The Programme for International Student Assessment has had several runs before the most recent one in 2012.
Protestantism is the second largest form of Christianity with collectively more than 900 million adherents worldwide or nearly 40% of all Christians.
The Reformation (or, more fully, the Protestant Reformation; also, the European Reformation) was a schism in Western Christianity initiated by Martin Luther and continued by Huldrych Zwingli, John Calvin and other Protestant Reformers in 16th century Europe.
The Renaissance is a period in European history, covering the span between the 14th and 17th centuries.
Sir Robert Peel, 2nd Baronet, (5 February 17882 July 1850) was a British statesman of the Conservative Party who served twice as Prime Minister of the United Kingdom (1834–35 and 1841–46) and twice as Home Secretary (1822–27 and 1828–30).
In France, secondary education is in two stages.
A secondary modern school is a type of secondary school that existed throughout England, Wales and Northern Ireland, from 1944 until the 1970s under the Tripartite System and still persist in Northern Ireland, where they are usually referred to simply as Secondary schools, and in areas of England, such as Buckinghamshire (where they are referred to as community schools), Lincolnshire, Wirral Medway and Kent where they are called high schools.

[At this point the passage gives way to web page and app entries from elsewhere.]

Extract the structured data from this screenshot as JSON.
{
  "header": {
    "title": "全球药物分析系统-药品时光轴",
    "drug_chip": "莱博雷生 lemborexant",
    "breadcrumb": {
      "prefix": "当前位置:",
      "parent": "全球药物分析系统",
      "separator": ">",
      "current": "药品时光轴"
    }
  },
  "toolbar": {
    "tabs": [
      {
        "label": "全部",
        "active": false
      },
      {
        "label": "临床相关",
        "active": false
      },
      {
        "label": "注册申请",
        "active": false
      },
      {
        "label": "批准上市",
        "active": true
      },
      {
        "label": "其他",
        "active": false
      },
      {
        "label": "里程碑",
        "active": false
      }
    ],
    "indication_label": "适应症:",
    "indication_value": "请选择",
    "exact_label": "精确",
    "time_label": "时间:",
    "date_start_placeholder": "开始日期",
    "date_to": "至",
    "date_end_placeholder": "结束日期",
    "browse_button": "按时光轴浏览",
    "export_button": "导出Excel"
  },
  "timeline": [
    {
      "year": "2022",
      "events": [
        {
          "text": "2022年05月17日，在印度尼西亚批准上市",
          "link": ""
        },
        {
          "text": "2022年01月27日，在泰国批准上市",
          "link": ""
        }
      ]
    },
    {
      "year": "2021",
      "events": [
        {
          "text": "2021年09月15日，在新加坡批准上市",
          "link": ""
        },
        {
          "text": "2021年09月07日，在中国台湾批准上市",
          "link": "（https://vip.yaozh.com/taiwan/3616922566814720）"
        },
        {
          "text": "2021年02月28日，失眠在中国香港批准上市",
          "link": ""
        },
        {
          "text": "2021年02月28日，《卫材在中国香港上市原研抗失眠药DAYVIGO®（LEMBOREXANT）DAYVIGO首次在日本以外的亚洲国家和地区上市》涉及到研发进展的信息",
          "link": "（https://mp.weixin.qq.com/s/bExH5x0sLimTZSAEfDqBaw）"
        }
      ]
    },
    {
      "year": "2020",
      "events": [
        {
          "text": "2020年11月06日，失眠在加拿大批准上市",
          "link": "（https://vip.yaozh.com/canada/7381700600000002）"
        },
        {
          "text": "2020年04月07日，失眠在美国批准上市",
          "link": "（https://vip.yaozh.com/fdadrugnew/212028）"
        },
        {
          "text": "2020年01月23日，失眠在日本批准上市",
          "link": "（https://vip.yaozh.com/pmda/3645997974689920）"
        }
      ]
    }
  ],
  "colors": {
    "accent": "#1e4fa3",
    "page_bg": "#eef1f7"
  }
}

A sixth form college is an educational institution in England, Wales, Northern Ireland, Belize, the Caribbean, Malta, Norway, Brunei, and Malaysia, among others, where students aged 16 to 19 typically study for advanced school-level qualifications, such as A-levels, Business and Technology Education Council (BTEC) and the International Baccalaureate Diploma, or school-level qualifications such as General Certificate of Secondary Education (GCSE) examinations.
Some Thoughts Concerning Education is a 1693 treatise on the education of gentlemen written by the English philosopher John Locke.

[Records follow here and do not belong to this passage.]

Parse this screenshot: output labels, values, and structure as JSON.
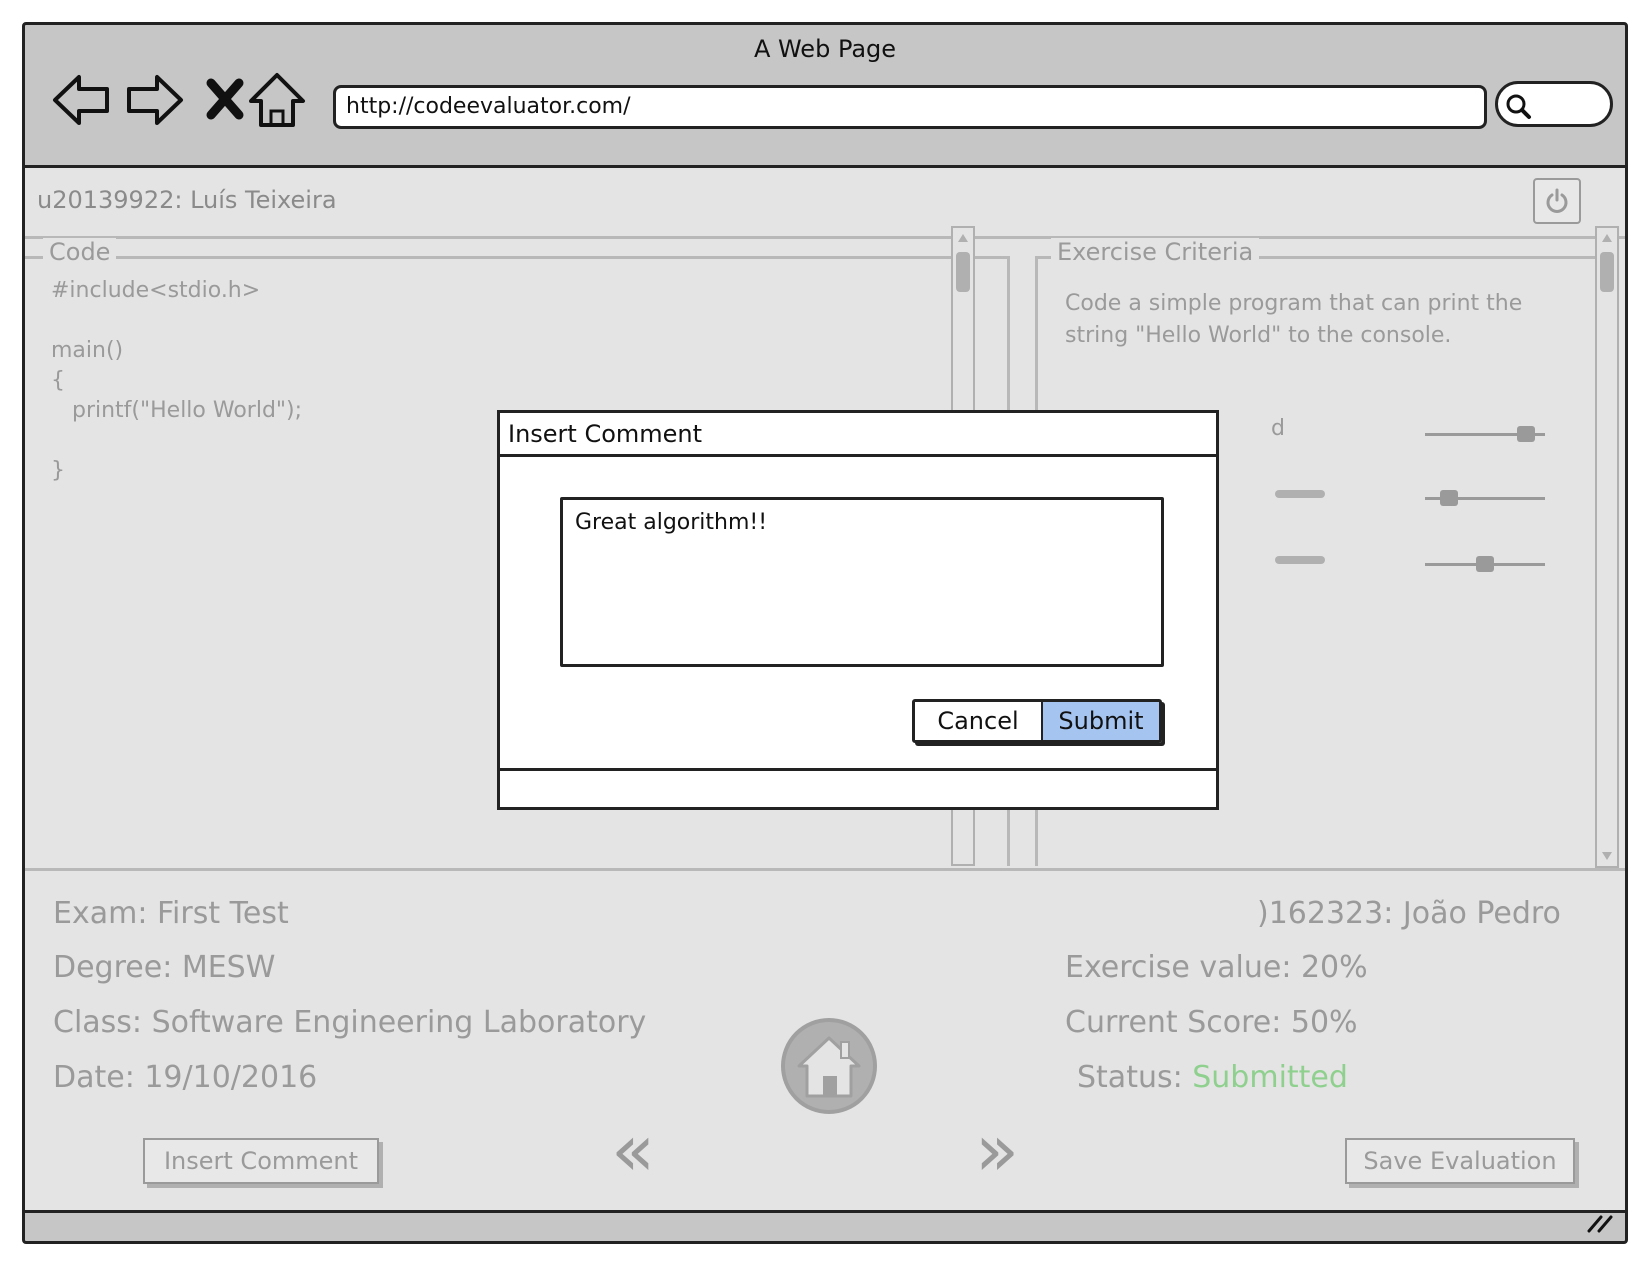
{
  "window": {
    "title": "A Web Page"
  },
  "toolbar": {
    "url": "http://codeevaluator.com/"
  },
  "page": {
    "user": "u20139922: Luís Teixeira",
    "code_panel": {
      "legend": "Code",
      "lines": [
        "#include<stdio.h>",
        "",
        "main()",
        "{",
        "   printf(\"Hello World\");",
        "",
        "}"
      ]
    },
    "criteria_panel": {
      "legend": "Exercise Criteria",
      "description": "Code a simple program that can print the string \"Hello World\" to the console.",
      "criteria": [
        {
          "label_visible": "d",
          "level": 0.9
        },
        {
          "label_visible": "",
          "level": 0.15
        },
        {
          "label_visible": "",
          "level": 0.5
        }
      ]
    },
    "info_left": {
      "exam": "Exam: First Test",
      "degree": "Degree: MESW",
      "class": "Class: Software Engineering Laboratory",
      "date": "Date: 19/10/2016"
    },
    "info_right": {
      "student": ")162323: João Pedro",
      "exercise_value": "Exercise value: 20%",
      "current_score": "Current Score: 50%",
      "status_label": "Status:",
      "status_value": "Submitted",
      "status_color": "#8fd08f"
    },
    "actions": {
      "insert_comment": "Insert Comment",
      "prev": "«",
      "next": "»",
      "save_evaluation": "Save Evaluation"
    }
  },
  "modal": {
    "title": "Insert Comment",
    "comment_value": "Great algorithm!!",
    "cancel_label": "Cancel",
    "submit_label": "Submit",
    "submit_color": "#a5c4f0"
  }
}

A Sunday School is an educational institution, usually (but not always) Christian, which catered to children and other young people who would be working on weekdays.
Tertiary education, also referred to as third stage, third level, and postsecondary education, is the educational level following the completion of a school providing a secondary education.
The Great Exhibition of the Works of Industry of All Nations or The Great Exhibition, sometimes referred to as the Crystal Palace Exhibition in reference to the temporary structure in which it was held, was an international exhibition that took place in Hyde Park, London, from 1 May to 15 October 1851.
The King's School is a selective British co-educational independent school for both day and boarding pupils in the English city of Canterbury in Kent.
The Tyndale Bible generally refers to the body of biblical translations by William Tyndale.
The United Nations (UN) is an intergovernmental organization tasked to promote international cooperation and to create and maintain international order.
The Charter of the United Nations (also known as the UN Charter) of 1945 is the foundational treaty of the United Nations, an intergovernmental organization.
The Universal Declaration of Human Rights (UDHR) is a historic document that was adopted by the United Nations General Assembly at its third session on 10 December 1948 as Resolution 217 at the Palais de Chaillot in Paris, France.
Upper schools tend to be schools within secondary education.
Vocational education is education that prepares people to work in various jobs, such as a trade, a craft, or as a technician.
A vocational school, sometimes also called a trade school, career center, or vocational college, is a type of educational institution, which, depending on country, may refer to secondary or post-secondary education designed to provide vocational education, or technical skills required to perform the tasks of a particular and specific job.
Sir William Henry Hadow CBE (27 December 1859 – 8 April 1937) was a leading educational reformer in Great Britain and a musicologist.